I love bluebirds. A year ago I’d never seen one before, but ever since a small flock of them showed up in the eastern redcedars right outside my cabin last winter I’ve been obsessed. There is no collective noun for eastern bluebirds—no gaggle or murder or exultation—because they don’t typically travel in large groups. During the territorial mating season, they’re alone or in pairs, though as hatchlings fledge and mature close to home, a family might stay together through the fall and winter. We had one such small family of five for neighbors, often seen in a nearby hickory tree, perched on a branch and puffed up for warmth, cute as fluffy buttons.
A few decades ago, human activity had left bluebirds thin in the trees. People introduced invasive competitors for housing—house sparrows to control pests, and starlings because Shakespeare—and compounded the problem by removing a lot of housing stock: old trees with hollows suitable for bluebird nesting. Things turned around when people started a bluebird housing project of sorts, creating birdhouses with doors sized to deny starlings entry.
Four years ago my husband and I built a small cabin, and it turns out, by leaving a small part of it unfinished, we also built a birdhouse. In the early-winter rush to finish minor details, like the exterior walls, we didn’t place a wooden cap on one section of the structural insulation panels that formed our roof. Last year some feathered thing took notice, burrowed in, and set up house.
As spring approached last year, our neighborhood bluebirds went their seasonal ways, leaving a lone male in the eastern redcedars around the cabin. During mating season it falls to the male to locate and protect a nesting site, then hop around and sing for all he’s worth until a female decides to move in. As I walked into the cabin one day, wondering what patch of real estate our male had chosen, I got my answer when he flew out of the hollow in our roof.

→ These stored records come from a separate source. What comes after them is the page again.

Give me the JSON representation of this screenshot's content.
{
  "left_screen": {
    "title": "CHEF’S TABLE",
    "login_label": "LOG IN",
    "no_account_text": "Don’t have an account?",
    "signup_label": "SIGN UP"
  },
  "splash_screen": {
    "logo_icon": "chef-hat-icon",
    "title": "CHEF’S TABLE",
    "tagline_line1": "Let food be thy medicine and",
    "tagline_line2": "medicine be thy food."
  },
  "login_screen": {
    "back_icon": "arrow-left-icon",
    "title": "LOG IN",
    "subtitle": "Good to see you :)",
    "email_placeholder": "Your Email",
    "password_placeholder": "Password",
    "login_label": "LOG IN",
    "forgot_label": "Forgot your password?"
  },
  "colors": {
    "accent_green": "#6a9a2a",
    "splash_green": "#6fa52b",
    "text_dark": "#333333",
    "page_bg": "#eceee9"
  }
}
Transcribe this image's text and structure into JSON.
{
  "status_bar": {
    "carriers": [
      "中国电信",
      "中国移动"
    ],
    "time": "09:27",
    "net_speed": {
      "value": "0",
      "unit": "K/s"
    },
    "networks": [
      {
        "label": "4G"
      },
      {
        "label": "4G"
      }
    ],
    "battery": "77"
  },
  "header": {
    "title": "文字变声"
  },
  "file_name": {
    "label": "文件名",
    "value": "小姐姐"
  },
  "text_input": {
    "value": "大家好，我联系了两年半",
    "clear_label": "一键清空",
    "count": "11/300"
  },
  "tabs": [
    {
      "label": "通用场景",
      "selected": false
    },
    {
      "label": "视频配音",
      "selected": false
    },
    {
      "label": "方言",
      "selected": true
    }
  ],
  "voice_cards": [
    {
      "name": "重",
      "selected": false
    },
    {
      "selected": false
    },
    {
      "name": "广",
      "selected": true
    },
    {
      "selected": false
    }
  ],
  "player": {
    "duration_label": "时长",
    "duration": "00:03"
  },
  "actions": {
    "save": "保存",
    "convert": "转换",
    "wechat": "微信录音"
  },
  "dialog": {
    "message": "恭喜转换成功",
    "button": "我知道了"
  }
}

A week later, I saw a female do the same. Now? I’m watching for fledglings.